> Directions
For this exercise, copy each line of the records that contains the word "label".

> Extracted data
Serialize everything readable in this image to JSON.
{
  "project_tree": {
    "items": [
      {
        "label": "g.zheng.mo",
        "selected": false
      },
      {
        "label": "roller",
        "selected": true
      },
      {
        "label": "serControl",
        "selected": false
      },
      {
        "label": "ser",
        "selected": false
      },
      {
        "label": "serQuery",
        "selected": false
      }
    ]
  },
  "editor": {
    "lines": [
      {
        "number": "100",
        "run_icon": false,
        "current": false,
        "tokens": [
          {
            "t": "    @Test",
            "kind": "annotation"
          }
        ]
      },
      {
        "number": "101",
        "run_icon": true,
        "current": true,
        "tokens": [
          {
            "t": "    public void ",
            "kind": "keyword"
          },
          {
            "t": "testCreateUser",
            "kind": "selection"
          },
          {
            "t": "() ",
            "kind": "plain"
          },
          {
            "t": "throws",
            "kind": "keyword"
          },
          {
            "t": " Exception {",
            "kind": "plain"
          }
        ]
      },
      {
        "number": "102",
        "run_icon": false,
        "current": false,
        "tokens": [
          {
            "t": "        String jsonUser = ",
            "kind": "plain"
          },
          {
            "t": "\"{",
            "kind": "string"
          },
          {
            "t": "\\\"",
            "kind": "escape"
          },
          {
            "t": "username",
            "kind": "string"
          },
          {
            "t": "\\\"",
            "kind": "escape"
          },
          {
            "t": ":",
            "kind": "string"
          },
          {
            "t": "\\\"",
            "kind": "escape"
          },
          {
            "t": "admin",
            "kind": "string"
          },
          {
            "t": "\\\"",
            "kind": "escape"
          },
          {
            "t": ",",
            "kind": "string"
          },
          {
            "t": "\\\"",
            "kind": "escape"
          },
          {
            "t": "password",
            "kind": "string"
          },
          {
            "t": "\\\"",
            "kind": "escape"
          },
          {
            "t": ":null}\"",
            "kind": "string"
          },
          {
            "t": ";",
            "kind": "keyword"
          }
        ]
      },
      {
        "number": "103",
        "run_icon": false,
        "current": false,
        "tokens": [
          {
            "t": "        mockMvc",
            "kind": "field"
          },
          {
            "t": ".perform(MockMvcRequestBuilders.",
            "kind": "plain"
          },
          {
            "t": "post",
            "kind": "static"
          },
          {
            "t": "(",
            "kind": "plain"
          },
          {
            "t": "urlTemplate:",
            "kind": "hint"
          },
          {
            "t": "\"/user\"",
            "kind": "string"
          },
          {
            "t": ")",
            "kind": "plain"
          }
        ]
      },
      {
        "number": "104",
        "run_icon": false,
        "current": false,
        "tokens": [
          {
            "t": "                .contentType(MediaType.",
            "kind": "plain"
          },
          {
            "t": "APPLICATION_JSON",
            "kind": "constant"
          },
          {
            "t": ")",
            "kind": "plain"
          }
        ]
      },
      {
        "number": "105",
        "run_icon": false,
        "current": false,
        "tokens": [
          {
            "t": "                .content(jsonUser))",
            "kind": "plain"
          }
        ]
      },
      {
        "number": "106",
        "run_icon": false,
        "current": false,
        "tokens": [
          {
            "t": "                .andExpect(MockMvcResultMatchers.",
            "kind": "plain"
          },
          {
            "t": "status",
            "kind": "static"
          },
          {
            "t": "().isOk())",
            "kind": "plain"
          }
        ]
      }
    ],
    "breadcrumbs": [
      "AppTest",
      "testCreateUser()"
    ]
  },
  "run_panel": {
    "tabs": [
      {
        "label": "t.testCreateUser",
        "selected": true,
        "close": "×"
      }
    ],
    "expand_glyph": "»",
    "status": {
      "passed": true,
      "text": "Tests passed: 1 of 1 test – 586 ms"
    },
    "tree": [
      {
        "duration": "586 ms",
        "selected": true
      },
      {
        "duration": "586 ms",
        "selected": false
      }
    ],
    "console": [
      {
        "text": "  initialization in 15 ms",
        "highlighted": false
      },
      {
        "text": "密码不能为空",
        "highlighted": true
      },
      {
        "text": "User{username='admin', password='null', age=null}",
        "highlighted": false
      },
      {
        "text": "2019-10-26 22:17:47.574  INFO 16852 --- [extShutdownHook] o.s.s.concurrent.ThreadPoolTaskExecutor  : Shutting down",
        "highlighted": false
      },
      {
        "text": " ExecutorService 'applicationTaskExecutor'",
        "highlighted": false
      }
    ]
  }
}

> Reply
        "label": "g.zheng.mo",
        "label": "roller",
        "label": "serControl",
        "label": "ser",
        "label": "serQuery",
        "label": "t.testCreateUser",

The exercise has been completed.